* _DATA FOR THIS EXERCISE_
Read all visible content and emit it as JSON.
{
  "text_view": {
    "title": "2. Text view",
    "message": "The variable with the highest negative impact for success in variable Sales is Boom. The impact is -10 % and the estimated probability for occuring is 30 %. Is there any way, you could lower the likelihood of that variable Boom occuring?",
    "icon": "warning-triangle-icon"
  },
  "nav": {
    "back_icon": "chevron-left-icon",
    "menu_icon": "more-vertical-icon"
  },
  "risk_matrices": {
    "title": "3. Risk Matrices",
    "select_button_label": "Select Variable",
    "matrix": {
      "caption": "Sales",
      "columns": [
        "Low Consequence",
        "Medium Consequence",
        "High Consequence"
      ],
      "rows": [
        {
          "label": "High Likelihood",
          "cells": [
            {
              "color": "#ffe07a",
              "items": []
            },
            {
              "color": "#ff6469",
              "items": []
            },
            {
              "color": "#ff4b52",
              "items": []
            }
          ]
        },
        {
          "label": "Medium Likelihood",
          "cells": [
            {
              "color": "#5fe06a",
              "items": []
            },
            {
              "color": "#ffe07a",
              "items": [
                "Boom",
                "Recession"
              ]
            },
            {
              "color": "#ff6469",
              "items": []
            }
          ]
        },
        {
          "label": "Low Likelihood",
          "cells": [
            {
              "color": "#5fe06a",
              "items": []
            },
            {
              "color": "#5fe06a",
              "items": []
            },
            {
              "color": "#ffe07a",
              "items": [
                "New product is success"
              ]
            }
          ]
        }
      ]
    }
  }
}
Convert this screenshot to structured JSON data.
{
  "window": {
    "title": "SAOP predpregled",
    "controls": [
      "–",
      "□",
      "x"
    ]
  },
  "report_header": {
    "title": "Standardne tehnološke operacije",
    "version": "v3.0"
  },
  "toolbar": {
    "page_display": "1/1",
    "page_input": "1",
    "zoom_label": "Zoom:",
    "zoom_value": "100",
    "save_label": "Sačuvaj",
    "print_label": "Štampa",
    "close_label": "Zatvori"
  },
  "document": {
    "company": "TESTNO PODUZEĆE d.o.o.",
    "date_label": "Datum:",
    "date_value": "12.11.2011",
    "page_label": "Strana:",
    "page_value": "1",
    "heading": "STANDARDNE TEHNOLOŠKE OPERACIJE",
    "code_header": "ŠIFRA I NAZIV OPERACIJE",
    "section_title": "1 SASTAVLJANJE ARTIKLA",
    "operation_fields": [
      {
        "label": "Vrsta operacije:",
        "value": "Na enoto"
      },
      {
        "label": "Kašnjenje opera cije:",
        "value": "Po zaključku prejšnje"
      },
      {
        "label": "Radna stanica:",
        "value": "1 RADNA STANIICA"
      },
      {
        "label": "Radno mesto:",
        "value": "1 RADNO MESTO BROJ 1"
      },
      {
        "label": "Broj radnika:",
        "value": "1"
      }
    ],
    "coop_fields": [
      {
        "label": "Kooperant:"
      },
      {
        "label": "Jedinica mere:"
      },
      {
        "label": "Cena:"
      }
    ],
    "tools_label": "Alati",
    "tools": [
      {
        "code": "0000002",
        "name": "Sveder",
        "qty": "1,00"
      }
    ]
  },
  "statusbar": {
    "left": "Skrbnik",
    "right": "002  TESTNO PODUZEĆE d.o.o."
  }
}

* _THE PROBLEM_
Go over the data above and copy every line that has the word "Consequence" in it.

* _EXERCISE RESPONSE_
        "Low Consequence",
        "Medium Consequence",
        "High Consequence"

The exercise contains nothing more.